__Information__
>>>
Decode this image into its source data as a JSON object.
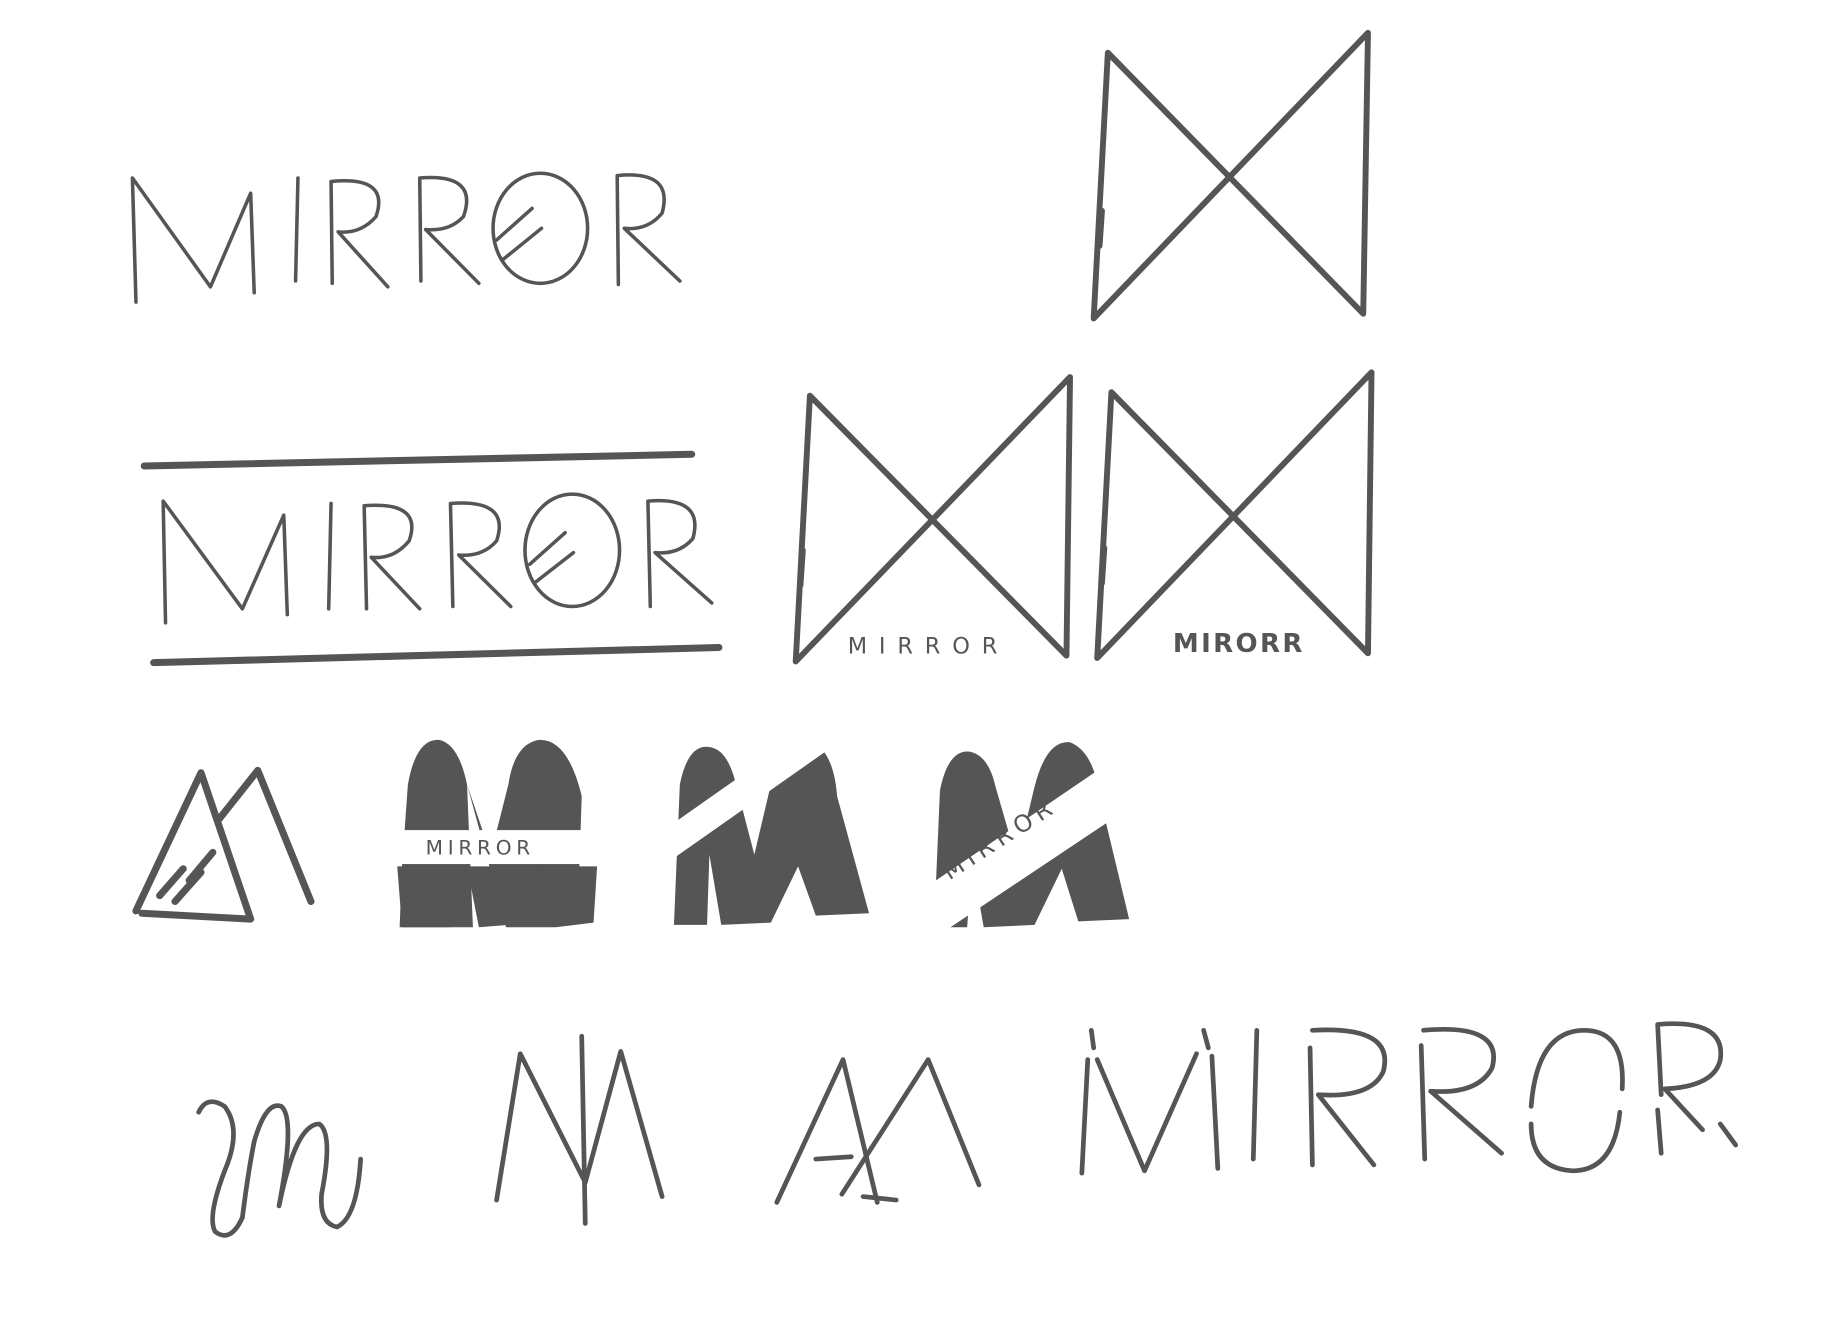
{
  "sketches": {
    "wordmark_plain": "MIRROR",
    "wordmark_underlined": "MIRROR",
    "bowtie_label_1": "MIRROR",
    "bowtie_label_2": "MIRORR",
    "solid_m_band_label_1": "MIRROR",
    "solid_m_band_label_3": "MIRROR",
    "broken_wordmark": "MIRROR"
  },
  "colors": {
    "ink": "#555555",
    "background": "#ffffff"
  }
}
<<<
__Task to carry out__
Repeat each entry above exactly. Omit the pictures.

__Answer to the problem__
Decode this image into its source data as a JSON object.
{
  "sketches": {
    "wordmark_plain": "MIRROR",
    "wordmark_underlined": "MIRROR",
    "bowtie_label_1": "MIRROR",
    "bowtie_label_2": "MIRORR",
    "solid_m_band_label_1": "MIRROR",
    "solid_m_band_label_3": "MIRROR",
    "broken_wordmark": "MIRROR"
  },
  "colors": {
    "ink": "#555555",
    "background": "#ffffff"
  }
}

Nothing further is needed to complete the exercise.